Gravity – cstv
If Alfonso Cuarón’s Gravity doesn’t make you catch your breath or feel your heart drop into your stomach at least once, Major Tom, you may as well cut your tether and float off into the void. You simply don’t have a pulse.
Cuarón and a bulging flight crew of movie magicians have crafted a suspense tale at once simple and spectacular, a straightforward story of survival that’s both visually stunning and viscerally gripping – and it clocks in at a satisfying 90 minutes, in itself something of a miracle in the current age of overstuffed blockbusters.
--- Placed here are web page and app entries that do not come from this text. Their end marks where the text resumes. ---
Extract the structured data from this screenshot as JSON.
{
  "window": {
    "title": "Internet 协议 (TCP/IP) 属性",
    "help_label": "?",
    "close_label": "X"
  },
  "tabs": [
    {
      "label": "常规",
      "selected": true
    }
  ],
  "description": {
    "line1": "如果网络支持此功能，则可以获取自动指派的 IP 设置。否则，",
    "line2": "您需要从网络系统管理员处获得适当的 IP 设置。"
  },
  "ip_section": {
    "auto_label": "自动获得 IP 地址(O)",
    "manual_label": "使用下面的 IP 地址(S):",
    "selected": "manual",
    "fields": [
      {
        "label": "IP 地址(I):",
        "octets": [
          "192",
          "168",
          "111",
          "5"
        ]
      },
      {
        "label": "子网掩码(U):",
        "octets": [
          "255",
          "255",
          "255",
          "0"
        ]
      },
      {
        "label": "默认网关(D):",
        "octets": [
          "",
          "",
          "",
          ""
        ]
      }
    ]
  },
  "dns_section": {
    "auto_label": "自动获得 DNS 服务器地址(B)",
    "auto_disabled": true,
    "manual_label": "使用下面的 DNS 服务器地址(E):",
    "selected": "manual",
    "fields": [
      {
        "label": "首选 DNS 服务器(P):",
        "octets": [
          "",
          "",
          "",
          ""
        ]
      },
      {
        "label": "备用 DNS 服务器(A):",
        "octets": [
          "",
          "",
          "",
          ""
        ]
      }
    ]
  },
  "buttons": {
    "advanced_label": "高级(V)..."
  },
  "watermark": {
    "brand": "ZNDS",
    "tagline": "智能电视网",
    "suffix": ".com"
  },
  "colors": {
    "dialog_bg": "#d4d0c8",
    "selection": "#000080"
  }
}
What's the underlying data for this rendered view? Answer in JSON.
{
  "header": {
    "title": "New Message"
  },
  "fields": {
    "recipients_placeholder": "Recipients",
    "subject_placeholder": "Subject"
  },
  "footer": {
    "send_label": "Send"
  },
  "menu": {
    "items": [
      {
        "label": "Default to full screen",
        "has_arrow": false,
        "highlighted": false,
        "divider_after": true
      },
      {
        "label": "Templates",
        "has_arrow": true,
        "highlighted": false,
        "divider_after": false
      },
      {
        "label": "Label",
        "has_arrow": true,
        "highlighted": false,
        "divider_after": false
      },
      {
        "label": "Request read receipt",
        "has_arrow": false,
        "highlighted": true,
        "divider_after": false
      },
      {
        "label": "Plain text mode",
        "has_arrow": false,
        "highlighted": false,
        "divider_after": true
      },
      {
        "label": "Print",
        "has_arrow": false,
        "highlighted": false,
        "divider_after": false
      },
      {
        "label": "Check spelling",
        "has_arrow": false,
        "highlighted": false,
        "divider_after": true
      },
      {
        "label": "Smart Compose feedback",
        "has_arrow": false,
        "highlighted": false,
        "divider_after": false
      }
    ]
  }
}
Sandra Bullock and George Clooney star as members of a NASA team making adjustments on the Hubble Space Telescope when a disaster in low orbit leaves them fighting for their lives. Following an awe-inspiring opening sequence in which the space-suited crew goes about its duties against the heady vertiginous backdrop of the earth spread out below, the moment in which hell soundlessly breaks loose is positively hair-raising.
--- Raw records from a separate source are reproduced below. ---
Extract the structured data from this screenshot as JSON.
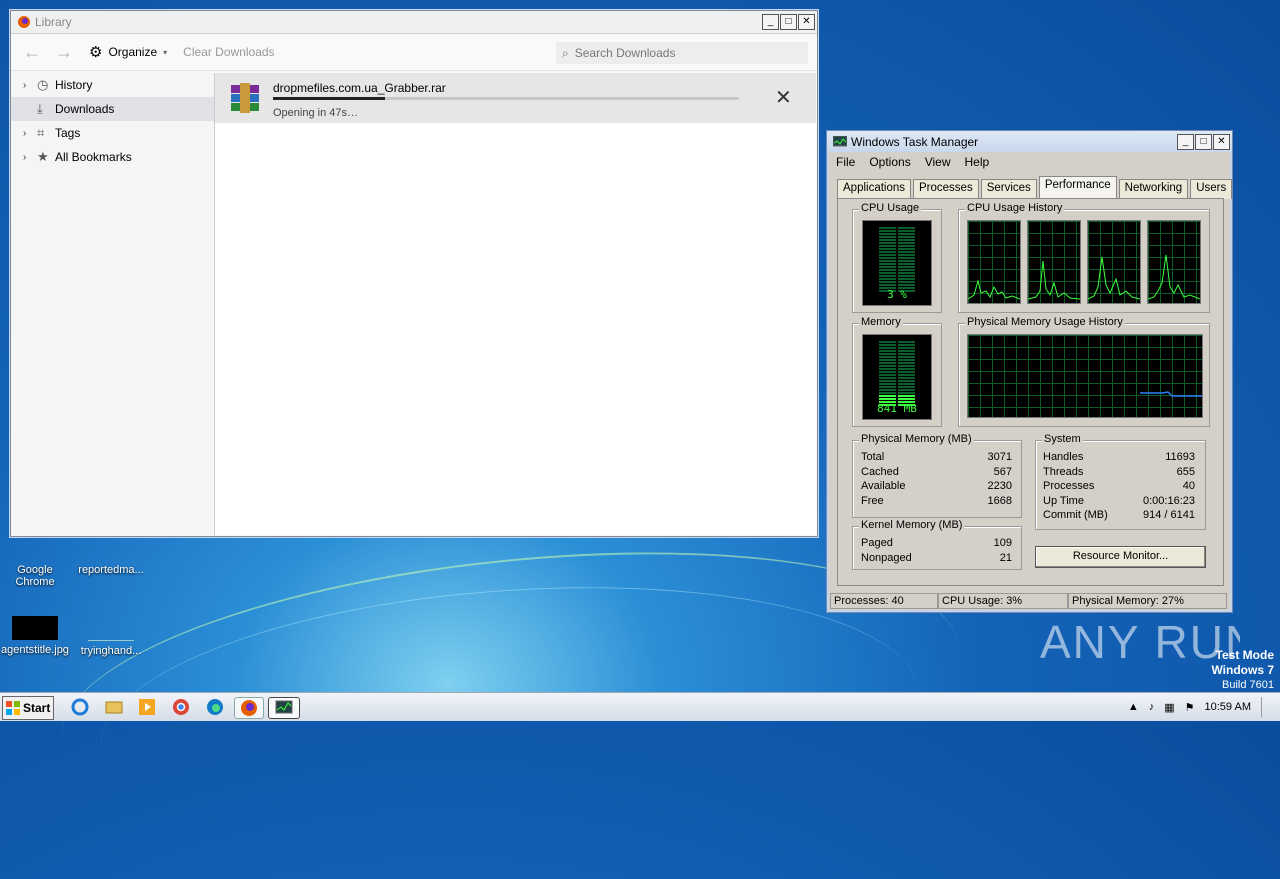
{
  "desktop": {
    "icons": [
      {
        "label_line1": "Google",
        "label_line2": "Chrome"
      },
      {
        "label_line1": "reportedma...",
        "label_line2": ""
      },
      {
        "label_line1": "agentstitle.jpg",
        "label_line2": ""
      },
      {
        "label_line1": "tryinghand...",
        "label_line2": ""
      }
    ],
    "watermark": "ANY RUN",
    "testmode": {
      "line1": "Test Mode",
      "line2": "Windows 7",
      "line3": "Build 7601"
    }
  },
  "library": {
    "title": "Library",
    "organize_label": "Organize",
    "clear_label": "Clear Downloads",
    "search_placeholder": "Search Downloads",
    "sidebar": [
      {
        "label": "History"
      },
      {
        "label": "Downloads"
      },
      {
        "label": "Tags"
      },
      {
        "label": "All Bookmarks"
      }
    ],
    "download": {
      "filename": "dropmefiles.com.ua_Grabber.rar",
      "status": "Opening in 47s…",
      "progress": 0.24
    }
  },
  "taskmgr": {
    "title": "Windows Task Manager",
    "menu": [
      "File",
      "Options",
      "View",
      "Help"
    ],
    "tabs": [
      "Applications",
      "Processes",
      "Services",
      "Performance",
      "Networking",
      "Users"
    ],
    "active_tab": "Performance",
    "cpu_usage_label": "CPU Usage",
    "cpu_usage_value": "3 %",
    "cpu_history_label": "CPU Usage History",
    "memory_label": "Memory",
    "memory_value": "841 MB",
    "mem_history_label": "Physical Memory Usage History",
    "physical": {
      "title": "Physical Memory (MB)",
      "rows": [
        {
          "k": "Total",
          "v": "3071"
        },
        {
          "k": "Cached",
          "v": "567"
        },
        {
          "k": "Available",
          "v": "2230"
        },
        {
          "k": "Free",
          "v": "1668"
        }
      ]
    },
    "kernel": {
      "title": "Kernel Memory (MB)",
      "rows": [
        {
          "k": "Paged",
          "v": "109"
        },
        {
          "k": "Nonpaged",
          "v": "21"
        }
      ]
    },
    "system": {
      "title": "System",
      "rows": [
        {
          "k": "Handles",
          "v": "11693"
        },
        {
          "k": "Threads",
          "v": "655"
        },
        {
          "k": "Processes",
          "v": "40"
        },
        {
          "k": "Up Time",
          "v": "0:00:16:23"
        },
        {
          "k": "Commit (MB)",
          "v": "914 / 6141"
        }
      ]
    },
    "resource_monitor": "Resource Monitor...",
    "status": {
      "processes": "Processes: 40",
      "cpu": "CPU Usage: 3%",
      "memory": "Physical Memory: 27%"
    }
  },
  "taskbar": {
    "start": "Start",
    "clock": "10:59 AM"
  },
  "colors": {
    "graph_green": "#3dff3d",
    "grid": "#0b5d2a",
    "memline": "#2a7fff"
  }
}
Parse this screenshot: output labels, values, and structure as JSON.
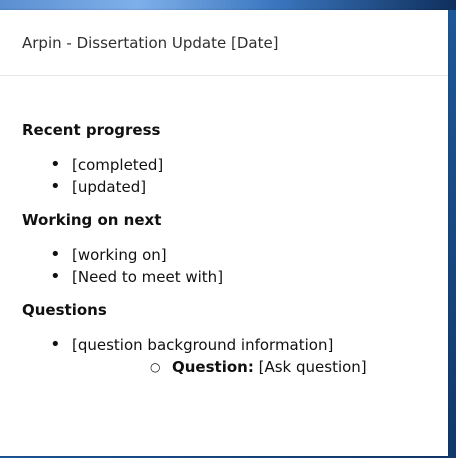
{
  "window": {
    "title": "Arpin - Dissertation Update [Date]"
  },
  "sections": [
    {
      "title": "Recent progress",
      "items": [
        "[completed]",
        "[updated]"
      ]
    },
    {
      "title": "Working on next",
      "items": [
        "[working on]",
        "[Need to meet with]"
      ]
    },
    {
      "title": "Questions",
      "items": [
        "[question background information]"
      ],
      "subitems": [
        {
          "label": "Question:",
          "text": "[Ask question]"
        }
      ]
    }
  ],
  "colors": {
    "background_blue": "#1f5fa3",
    "panel": "#ffffff",
    "text": "#111111"
  }
}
With their shuttle destroyed and the rest of the crew dead, the two stranded astronauts find themselves free floating in a Newtonian nightmare in which coping with the laws of physics is almost overwhelmingly complex…and every effort only serves to further diminish an inexorably dwindling air supply.
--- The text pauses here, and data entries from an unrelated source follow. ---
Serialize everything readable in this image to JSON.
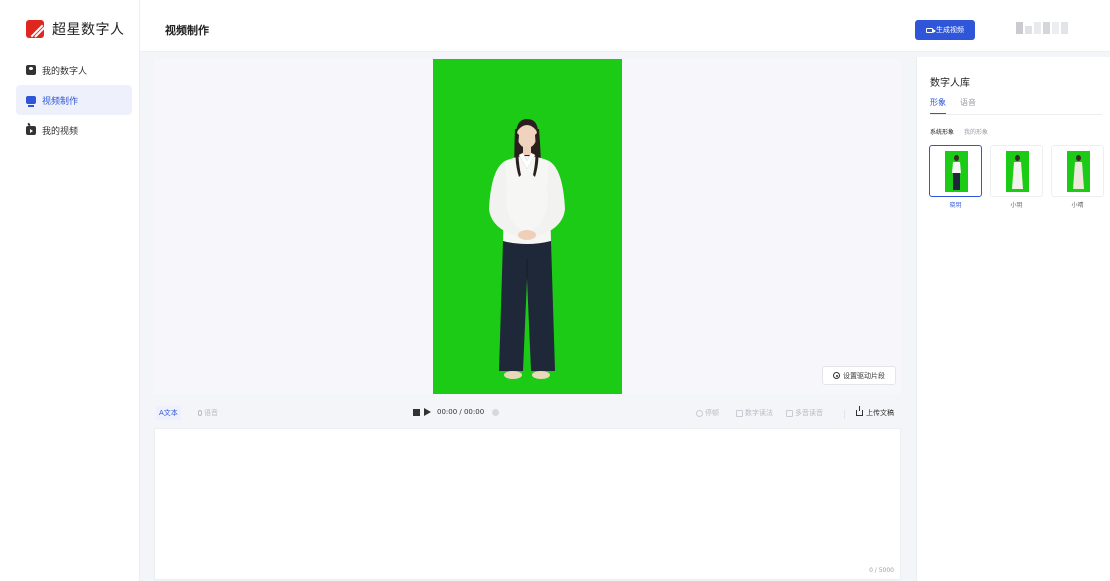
{
  "app": {
    "name": "超星数字人"
  },
  "sidebar": {
    "items": [
      {
        "label": "我的数字人",
        "icon": "person-card-icon",
        "active": false
      },
      {
        "label": "视频制作",
        "icon": "monitor-icon",
        "active": true
      },
      {
        "label": "我的视频",
        "icon": "tv-icon",
        "active": false
      }
    ]
  },
  "header": {
    "title": "视频制作",
    "generate_label": "生成视频"
  },
  "stage": {
    "drive_label": "设置驱动片段",
    "background_color": "#1ccb16"
  },
  "toolbar": {
    "text_tab": "文本",
    "text_prefix": "A",
    "audio_tab": "语音",
    "timecode": "00:00 / 00:00",
    "pause_label": "停顿",
    "number_label": "数字读法",
    "polyphone_label": "多音读音",
    "upload_label": "上传文稿"
  },
  "editor": {
    "counter": "0 / 5000"
  },
  "library": {
    "title": "数字人库",
    "tabs": [
      "形象",
      "语音"
    ],
    "subtabs": [
      "系统形象",
      "我的形象"
    ],
    "avatars": [
      {
        "name": "晓玥",
        "selected": true
      },
      {
        "name": "小玥",
        "selected": false
      },
      {
        "name": "小晴",
        "selected": false
      }
    ]
  },
  "colors": {
    "accent": "#2f56d8",
    "logo": "#e0271f",
    "greenscreen": "#1ccb16"
  }
}
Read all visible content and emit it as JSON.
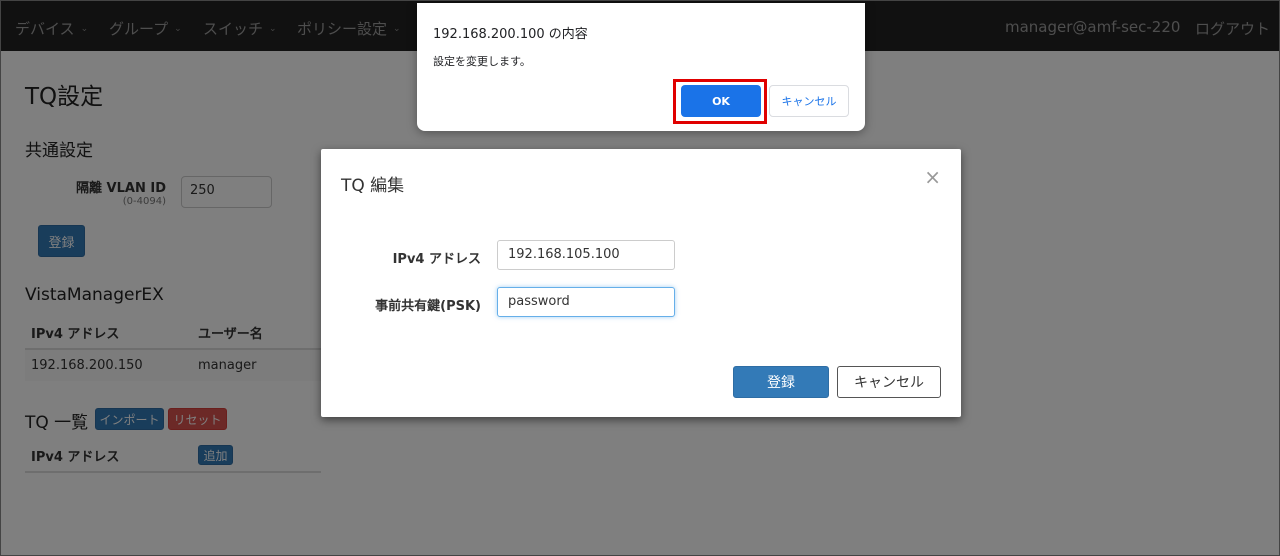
{
  "navbar": {
    "menu": [
      {
        "label": "デバイス"
      },
      {
        "label": "グループ"
      },
      {
        "label": "スイッチ"
      },
      {
        "label": "ポリシー設定"
      }
    ],
    "user": "manager@amf-sec-220",
    "logout": "ログアウト"
  },
  "page": {
    "title": "TQ設定",
    "common": {
      "heading": "共通設定",
      "vlan_label": "隔離 VLAN ID",
      "vlan_range": "(0-4094)",
      "vlan_value": "250",
      "register_button": "登録"
    },
    "vme": {
      "heading": "VistaManagerEX",
      "columns": [
        "IPv4 アドレス",
        "ユーザー名"
      ],
      "rows": [
        [
          "192.168.200.150",
          "manager"
        ]
      ]
    },
    "tq_list": {
      "heading": "TQ 一覧",
      "import_button": "インポート",
      "reset_button": "リセット",
      "column": "IPv4 アドレス",
      "add_button": "追加"
    }
  },
  "modal": {
    "title": "TQ 編集",
    "ipv4_label": "IPv4 アドレス",
    "ipv4_value": "192.168.105.100",
    "psk_label": "事前共有鍵(PSK)",
    "psk_value": "password",
    "submit_button": "登録",
    "cancel_button": "キャンセル"
  },
  "dialog": {
    "title": "192.168.200.100 の内容",
    "message": "設定を変更します。",
    "ok_button": "OK",
    "cancel_button": "キャンセル"
  },
  "colors": {
    "navbar_bg": "#222222",
    "primary": "#337ab7",
    "danger": "#d9534f",
    "dialog_ok": "#1a73e8",
    "highlight": "#e00000"
  }
}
It’s virtually impossible to separate this movie’s conventional camerawork from its CGI – Cuarón’s planning and the execution by his technical team are seamless and absolutely brilliant. Opening with a breathtaking 13-minute take that plants us convincingly in the middle of the action, the screen is filled with images that would have been impossible to achieve so credibly only a few years ago. In either the 3-D or standard versions, it’s a magnificent achievement.
The script, by Cuarón and his son Jonás, is a beautifully understated piece of work. An impressive amount of it dares to do away with dialogue completely, choosing to let the silence of space carry the moment. Otherwise, it’s mostly devoted to utilitarian chatter and a few understandably desperate exchanges, all aimed at keeping the issue of survival front and center. Only one scene, in which we learn something about the background of Bullock’s character, seems extraneous…but Bullock plays it with such conviction that it’s a minor distraction at most.
Clooney brings his trademark regular-guy star power to the role of veteran astronaut Matt Kowalski, a part originally intended for Robert Downey Jr. It’s still possible to hear vestiges of Downey’s quick-riffing bravado lingering in some of the lines, but Clooney makes the role his own, infusing it with warmth and low-key naturalistic heroism. It’s a fine performance and a generous one, Clooney choosing to quietly play his role to the hilt while allowing Bullock to remain at center stage throughout.
As first-time space traveler Ryan Stone, Bullock dominates the film. An engineer who’s uncomfortable in space to begin with, Stone spends much of the movie in a state of near-panic or worse. But far from being a typical movie heroine in distress, Ryan Stone is our POV character. Her panic is ours, starting from the moment the disaster sends her spinning off into space without warning, hands clutching reflexively and eyes searching frantically for anything to focus on. We struggle alongside her, hoping our own air will hold out, as she falls back on her training to find a way home. Bullock’s work here is wonderfully satisfying, an utterly relatable dramatic turn whose impressive physicality and sheer humanity prove to be as essential to Gravity’s success as Cuarón’s groundbreaking visuals. Hers is a magnificent achievement, too.